_PROBLEM DETAILS_: Reproduce every entry exactly and leave its pictures out.

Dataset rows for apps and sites
# # # # # # #

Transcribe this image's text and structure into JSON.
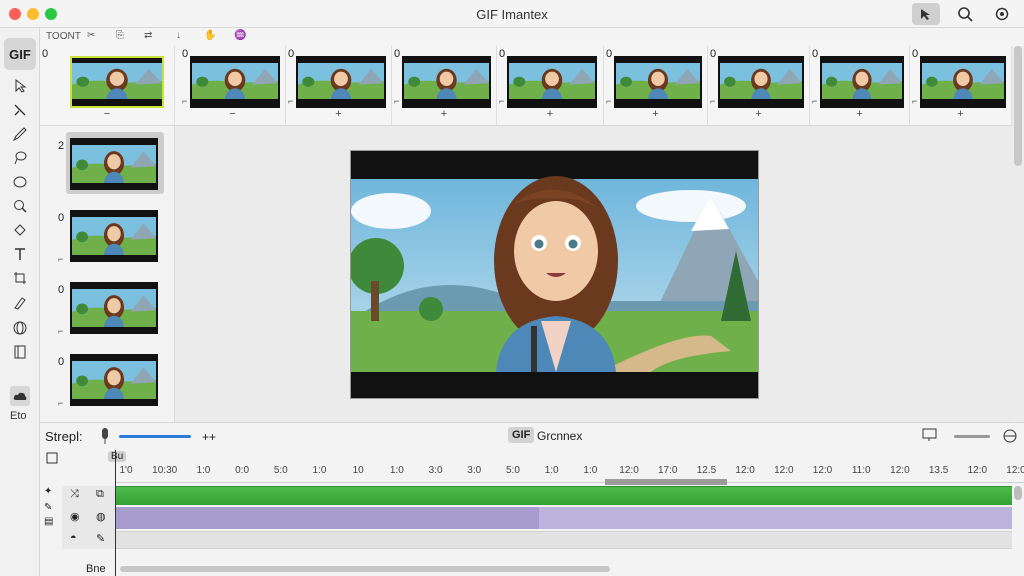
{
  "window": {
    "title": "GIF Imantex"
  },
  "toolbar_row": {
    "label": "TOONT"
  },
  "left_tools": {
    "gif_label": "GIF",
    "bottom_label": "Eto"
  },
  "filmstrip": {
    "frames": [
      {
        "num": "0",
        "mark": "",
        "sign": "−"
      },
      {
        "num": "0",
        "mark": "⌐",
        "sign": "−"
      },
      {
        "num": "0",
        "mark": "⌐",
        "sign": "+"
      },
      {
        "num": "0",
        "mark": "⌐",
        "sign": "+"
      },
      {
        "num": "0",
        "mark": "⌐",
        "sign": "+"
      },
      {
        "num": "0",
        "mark": "⌐",
        "sign": "+"
      },
      {
        "num": "0",
        "mark": "⌐",
        "sign": "+"
      },
      {
        "num": "0",
        "mark": "⌐",
        "sign": "+"
      },
      {
        "num": "0",
        "mark": "⌐",
        "sign": "+"
      }
    ]
  },
  "left_frames": [
    {
      "num": "2",
      "mark": ""
    },
    {
      "num": "0",
      "mark": "⌐"
    },
    {
      "num": "0",
      "mark": "⌐"
    },
    {
      "num": "0",
      "mark": "⌐"
    }
  ],
  "bottom": {
    "speed_label": "Strepl:",
    "plus_label": "++",
    "gif_badge": "GIF",
    "center_label": "Grcnnex",
    "playhead_label": "Bu",
    "track_footer": "Bne"
  },
  "ruler": [
    "1'0",
    "10:30",
    "1:0",
    "0:0",
    "5:0",
    "1:0",
    "10",
    "1:0",
    "3:0",
    "3:0",
    "5:0",
    "1:0",
    "1:0",
    "12:0",
    "17:0",
    "12.5",
    "12:0",
    "12:0",
    "12:0",
    "11:0",
    "12:0",
    "13.5",
    "12:0",
    "12:0"
  ],
  "colors": {
    "accent": "#2d7dd8",
    "track_green": "#3fae3f",
    "track_purple": "#bcb4dd"
  }
}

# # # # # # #

_REPLY_:
Transcribe this image's text and structure into JSON.
{
  "window": {
    "title": "GIF Imantex"
  },
  "toolbar_row": {
    "label": "TOONT"
  },
  "left_tools": {
    "gif_label": "GIF",
    "bottom_label": "Eto"
  },
  "filmstrip": {
    "frames": [
      {
        "num": "0",
        "mark": "",
        "sign": "−"
      },
      {
        "num": "0",
        "mark": "⌐",
        "sign": "−"
      },
      {
        "num": "0",
        "mark": "⌐",
        "sign": "+"
      },
      {
        "num": "0",
        "mark": "⌐",
        "sign": "+"
      },
      {
        "num": "0",
        "mark": "⌐",
        "sign": "+"
      },
      {
        "num": "0",
        "mark": "⌐",
        "sign": "+"
      },
      {
        "num": "0",
        "mark": "⌐",
        "sign": "+"
      },
      {
        "num": "0",
        "mark": "⌐",
        "sign": "+"
      },
      {
        "num": "0",
        "mark": "⌐",
        "sign": "+"
      }
    ]
  },
  "left_frames": [
    {
      "num": "2",
      "mark": ""
    },
    {
      "num": "0",
      "mark": "⌐"
    },
    {
      "num": "0",
      "mark": "⌐"
    },
    {
      "num": "0",
      "mark": "⌐"
    }
  ],
  "bottom": {
    "speed_label": "Strepl:",
    "plus_label": "++",
    "gif_badge": "GIF",
    "center_label": "Grcnnex",
    "playhead_label": "Bu",
    "track_footer": "Bne"
  },
  "ruler": [
    "1'0",
    "10:30",
    "1:0",
    "0:0",
    "5:0",
    "1:0",
    "10",
    "1:0",
    "3:0",
    "3:0",
    "5:0",
    "1:0",
    "1:0",
    "12:0",
    "17:0",
    "12.5",
    "12:0",
    "12:0",
    "12:0",
    "11:0",
    "12:0",
    "13.5",
    "12:0",
    "12:0"
  ],
  "colors": {
    "accent": "#2d7dd8",
    "track_green": "#3fae3f",
    "track_purple": "#bcb4dd"
  }
}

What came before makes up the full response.